Who Should Create a Revocable Trust?
If you want to distribute assets to beneficiaries, know that the assets within the trust will be managed even if you can’t, and want the freedom to change things as necessary, you should consider creating a revocable trust. They give you the peace of mind that your assets will be properly managed and distributed without having to worry about future changes in circumstance.
For example, if you remarry and have children with your new spouse, you can change the terms of the trust to reflect your new family situation.
Revocable trusts are also helpful for beneficiaries who don’t want to be involved in the management of their parent’s assets. For example, children may not want to be responsible for managing their parents’ property or finances.
How Do You Create a Revocable Trust?
While the steps may vary slightly depending on your location, the basic steps are as follows.
First, establish what assets are going to be included in the trust. You can include almost anything that has value, including cash, property, investments, etc. Think through this carefully since any assets not in the trust will have to be designated in your will.
Second, specify who the beneficiaries are and what each individual will receive. Remember, you can change this if circumstances require it. You also need to specify if there are any conditions that must be met in order for a beneficiary to receive assets (such as turning 18).
Next, designate a trustee who will take care of those assets for you while you’re alive and execute your wishes after your death. This is an important decision that shouldn’t be made lightly. You want to choose a person or institution that has integrity and will manage your assets wisely. Before designating an individual, it’s wise to meet with them and ensure they understand all that being a trustee entails.
Finally, formalize your intentions in a written document. This document should specify how the trustee will use the assets in the trust during your lifetime and how they will be distributed after your death.
Because of the legal and tax implications of creating a revocable trust, it’s usually a good idea to establish the trust with the help of your lawyer or estate planner. This helps ensure that nothing slips through the cracks.
Is a Revocable Trust Right for You?
The point of a revocable trust is to provide you with the peace of mind that comes from knowing your assets are safe for your beneficiaries and the trust can be amended if necessary. They also provide privacy since your estate won’t have to go through probate.

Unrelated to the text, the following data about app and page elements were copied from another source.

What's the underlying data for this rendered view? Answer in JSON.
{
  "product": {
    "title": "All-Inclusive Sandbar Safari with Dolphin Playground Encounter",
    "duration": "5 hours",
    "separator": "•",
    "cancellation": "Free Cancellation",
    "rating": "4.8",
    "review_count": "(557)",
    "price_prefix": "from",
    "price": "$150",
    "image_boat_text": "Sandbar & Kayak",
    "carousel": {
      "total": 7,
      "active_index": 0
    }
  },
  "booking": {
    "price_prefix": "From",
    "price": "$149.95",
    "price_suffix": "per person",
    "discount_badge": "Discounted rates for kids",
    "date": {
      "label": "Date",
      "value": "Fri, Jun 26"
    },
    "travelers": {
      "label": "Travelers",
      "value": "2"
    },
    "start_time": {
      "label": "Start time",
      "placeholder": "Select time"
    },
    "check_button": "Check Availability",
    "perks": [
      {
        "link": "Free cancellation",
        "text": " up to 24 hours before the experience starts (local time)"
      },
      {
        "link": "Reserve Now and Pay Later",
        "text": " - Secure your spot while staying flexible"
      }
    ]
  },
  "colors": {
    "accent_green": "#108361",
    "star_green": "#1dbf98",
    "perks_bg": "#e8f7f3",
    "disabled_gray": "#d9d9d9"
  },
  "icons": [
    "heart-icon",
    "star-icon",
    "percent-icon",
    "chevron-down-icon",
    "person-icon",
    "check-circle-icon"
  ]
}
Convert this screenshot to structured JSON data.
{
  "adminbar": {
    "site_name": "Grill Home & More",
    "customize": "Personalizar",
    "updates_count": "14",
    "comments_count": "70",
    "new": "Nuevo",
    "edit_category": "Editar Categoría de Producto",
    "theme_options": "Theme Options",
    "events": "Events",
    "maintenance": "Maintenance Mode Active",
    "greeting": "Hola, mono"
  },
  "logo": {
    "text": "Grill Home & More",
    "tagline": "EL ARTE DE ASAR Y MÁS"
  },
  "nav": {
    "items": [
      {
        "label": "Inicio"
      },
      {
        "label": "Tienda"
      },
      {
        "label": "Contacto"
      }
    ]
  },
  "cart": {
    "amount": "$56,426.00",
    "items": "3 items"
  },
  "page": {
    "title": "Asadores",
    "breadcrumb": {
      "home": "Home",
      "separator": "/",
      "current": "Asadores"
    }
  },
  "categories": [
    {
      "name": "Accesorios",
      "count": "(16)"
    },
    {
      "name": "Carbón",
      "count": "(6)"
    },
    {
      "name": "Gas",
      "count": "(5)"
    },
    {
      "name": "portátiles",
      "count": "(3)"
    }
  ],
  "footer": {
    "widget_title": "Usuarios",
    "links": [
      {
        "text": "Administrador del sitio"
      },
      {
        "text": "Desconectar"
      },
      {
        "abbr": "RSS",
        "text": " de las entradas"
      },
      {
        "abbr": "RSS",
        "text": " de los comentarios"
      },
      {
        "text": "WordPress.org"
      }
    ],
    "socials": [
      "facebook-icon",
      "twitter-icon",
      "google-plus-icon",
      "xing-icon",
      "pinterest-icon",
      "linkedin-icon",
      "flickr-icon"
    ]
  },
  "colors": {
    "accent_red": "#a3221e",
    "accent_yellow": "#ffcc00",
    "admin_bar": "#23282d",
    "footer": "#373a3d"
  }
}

If this checks all your boxes, then consider meeting with your lawyer to start the process of creating the trust.